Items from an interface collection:
▼
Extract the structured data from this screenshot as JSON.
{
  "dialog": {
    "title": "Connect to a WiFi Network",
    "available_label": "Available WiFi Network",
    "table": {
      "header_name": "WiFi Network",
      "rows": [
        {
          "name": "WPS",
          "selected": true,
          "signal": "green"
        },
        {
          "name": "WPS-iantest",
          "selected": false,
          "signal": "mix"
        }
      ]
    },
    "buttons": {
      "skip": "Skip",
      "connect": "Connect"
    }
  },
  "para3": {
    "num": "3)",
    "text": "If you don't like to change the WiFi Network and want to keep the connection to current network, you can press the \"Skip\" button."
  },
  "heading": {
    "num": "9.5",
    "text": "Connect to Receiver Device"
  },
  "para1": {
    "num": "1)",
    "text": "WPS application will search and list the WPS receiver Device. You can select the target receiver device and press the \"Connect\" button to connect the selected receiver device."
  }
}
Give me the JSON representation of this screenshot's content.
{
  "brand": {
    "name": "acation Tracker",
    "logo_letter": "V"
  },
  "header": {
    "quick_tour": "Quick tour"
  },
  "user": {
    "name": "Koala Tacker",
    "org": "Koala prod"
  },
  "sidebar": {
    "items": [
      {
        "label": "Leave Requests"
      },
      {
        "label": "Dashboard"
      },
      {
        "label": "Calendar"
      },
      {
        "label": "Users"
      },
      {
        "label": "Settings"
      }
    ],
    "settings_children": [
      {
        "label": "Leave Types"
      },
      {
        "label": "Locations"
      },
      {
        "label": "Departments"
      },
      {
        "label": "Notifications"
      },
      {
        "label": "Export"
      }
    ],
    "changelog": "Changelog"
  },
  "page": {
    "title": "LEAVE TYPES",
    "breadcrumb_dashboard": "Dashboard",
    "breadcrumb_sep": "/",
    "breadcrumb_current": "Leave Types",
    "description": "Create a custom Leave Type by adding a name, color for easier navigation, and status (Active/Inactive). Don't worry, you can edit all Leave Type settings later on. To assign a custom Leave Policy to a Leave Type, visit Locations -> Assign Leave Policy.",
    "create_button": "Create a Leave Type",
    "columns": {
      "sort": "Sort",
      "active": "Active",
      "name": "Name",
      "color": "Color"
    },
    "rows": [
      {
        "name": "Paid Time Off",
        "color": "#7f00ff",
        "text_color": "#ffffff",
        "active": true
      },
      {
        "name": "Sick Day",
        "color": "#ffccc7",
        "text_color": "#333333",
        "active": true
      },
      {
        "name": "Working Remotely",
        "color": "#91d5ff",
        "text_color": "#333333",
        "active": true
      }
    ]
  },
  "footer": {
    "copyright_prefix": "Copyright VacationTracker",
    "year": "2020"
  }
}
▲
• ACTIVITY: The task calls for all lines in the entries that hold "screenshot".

• RESPONSE AREA:
Extract the structured data from this screenshot as JSON.
Give me the JSON representation of this screenshot's content.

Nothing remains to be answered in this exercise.